According to Education Trust, an independent, non-profit organization, only about 37 percent of freshmen entering a four-year bachelor’s degree program will reach that goal in four years. Around 26 percent take five or six years to complete the program.
The statistics are a bit different for WSU students. According to the institutional research department, about 54 percent of WSU students fall into the category of “first-time, full-time” students, which means that these are first-year freshman students who are attending school full-time at 12 credit hours or more. Of that 54 percent, only about 12 percent graduate in a four-year time span, 29 percent graduate in five years and about 43 percent graduate within six years.
Kagie falls into the “first-time, full-time category” and said she is still unsure if she will graduate at the four year mark. She said it may take her one or two extra semesters.
“I’ve been on track so far, haven’t failed any classes and it still may take me an extra semester just because I didn’t know what I was going to do,” she said. “I have a couple extra generals. Then you get into the department and you have to figure out when classes you need are offered. I still have two semesters to go, who knows what will happen.”
A large portion of WSU’s student demographic falls under the nontraditional category. These are students who have spouses, children or are above the age of 25. For many of these students, a four-year plan isn’t as easy when factoring in family life.
Communication major Candice Baer is one of these nontraditional students. She is a single mother of two children. Because of circumstances such as raising her children, being ill and changing her major, Baer said she estimates it will take her closer to eight years to graduate from WSU.
“If you’re a parent, you have to work a full-time job while going to school, which makes it really hard to carry a full work load,” Baer said. “Even working a part time job was too much with a full load and kids.”

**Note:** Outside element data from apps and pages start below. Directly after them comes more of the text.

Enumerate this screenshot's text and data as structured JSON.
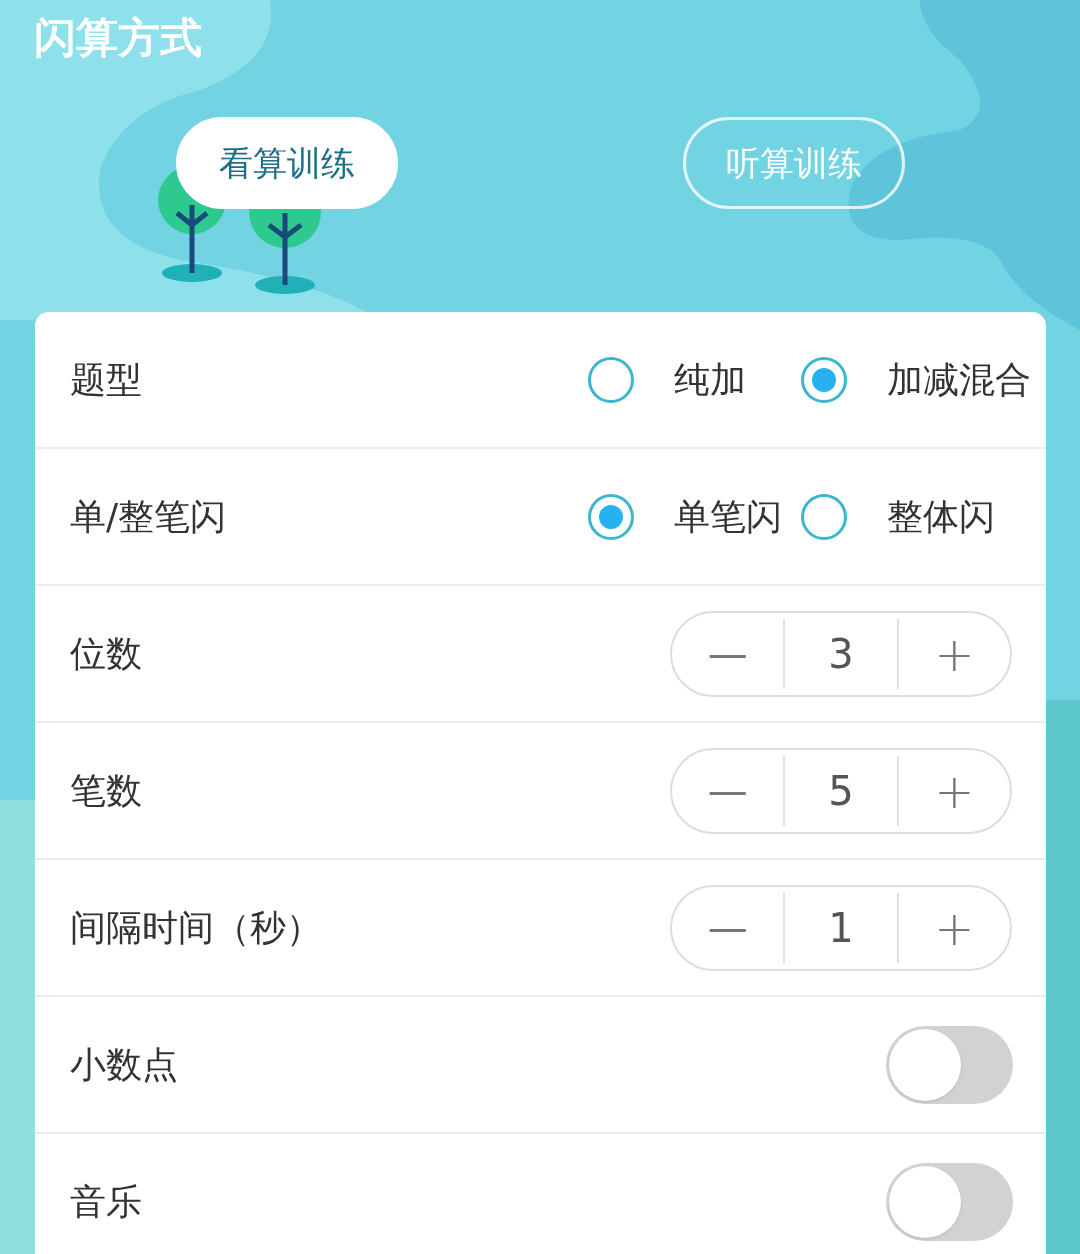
{
  "title": "闪算方式",
  "modes": [
    {
      "label": "看算训练",
      "selected": true
    },
    {
      "label": "听算训练",
      "selected": false
    }
  ],
  "settings": [
    {
      "kind": "radio",
      "label": "题型",
      "options": [
        {
          "label": "纯加",
          "selected": false
        },
        {
          "label": "加减混合",
          "selected": true
        }
      ]
    },
    {
      "kind": "radio",
      "label": "单/整笔闪",
      "options": [
        {
          "label": "单笔闪",
          "selected": true
        },
        {
          "label": "整体闪",
          "selected": false
        }
      ]
    },
    {
      "kind": "stepper",
      "label": "位数",
      "minus": "—",
      "value": "3",
      "plus": "+"
    },
    {
      "kind": "stepper",
      "label": "笔数",
      "minus": "—",
      "value": "5",
      "plus": "+"
    },
    {
      "kind": "stepper",
      "label": "间隔时间（秒）",
      "minus": "—",
      "value": "1",
      "plus": "+"
    },
    {
      "kind": "toggle",
      "label": "小数点",
      "on": false
    },
    {
      "kind": "toggle",
      "label": "音乐",
      "on": false
    }
  ]
}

Another reason why students are taking a bit longer to graduate is the financial factor. Any student who may have lost financial aid or is paying for tuition out of pocket may be taking breaks between semesters to save up enough money.

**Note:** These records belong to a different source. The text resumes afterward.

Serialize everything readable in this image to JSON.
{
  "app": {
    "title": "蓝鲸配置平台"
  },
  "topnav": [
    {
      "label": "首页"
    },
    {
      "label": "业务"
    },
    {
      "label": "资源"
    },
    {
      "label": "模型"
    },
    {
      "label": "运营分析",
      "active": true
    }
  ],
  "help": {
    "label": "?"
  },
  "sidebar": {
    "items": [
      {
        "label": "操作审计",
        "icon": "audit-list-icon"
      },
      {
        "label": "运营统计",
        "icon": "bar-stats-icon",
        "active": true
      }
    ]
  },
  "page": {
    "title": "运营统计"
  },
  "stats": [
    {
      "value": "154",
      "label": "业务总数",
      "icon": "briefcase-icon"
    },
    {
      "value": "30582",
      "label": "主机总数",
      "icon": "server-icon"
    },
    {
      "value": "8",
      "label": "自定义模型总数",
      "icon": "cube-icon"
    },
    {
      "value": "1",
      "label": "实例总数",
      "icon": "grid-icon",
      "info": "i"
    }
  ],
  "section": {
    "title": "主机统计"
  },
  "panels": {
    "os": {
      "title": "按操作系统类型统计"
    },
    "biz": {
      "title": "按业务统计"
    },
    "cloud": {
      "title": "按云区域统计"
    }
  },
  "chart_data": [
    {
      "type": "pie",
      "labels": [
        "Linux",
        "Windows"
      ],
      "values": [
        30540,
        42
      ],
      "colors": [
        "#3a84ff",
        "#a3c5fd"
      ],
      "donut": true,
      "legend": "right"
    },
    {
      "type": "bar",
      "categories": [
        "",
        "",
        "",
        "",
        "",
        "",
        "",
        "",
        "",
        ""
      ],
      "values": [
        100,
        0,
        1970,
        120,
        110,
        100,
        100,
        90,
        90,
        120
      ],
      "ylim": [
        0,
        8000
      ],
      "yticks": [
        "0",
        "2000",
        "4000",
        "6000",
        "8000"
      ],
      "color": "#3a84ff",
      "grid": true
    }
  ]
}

Along with that, many students have jobs they need to schedule around. Some have multiple jobs, while others are working a part-time job to help pay for tuition costs. 27 percent of WSU students work a full-time job and 42 percent work part time.
Other factors like changing majors, church missions, doubling up on majors or transferring from other schools can also be a hindrance to the four-year plan.
“I switched my major three times,” Baer said. “I started out with elementary education, then I decided to go for English with a communications minor, but I liked my communication classes so much that I changed to a communication major. That kind of made it even worse. My GPA took a nosedive, and then I got pregnant with my daughter and was really ill, so I couldn’t take classes.”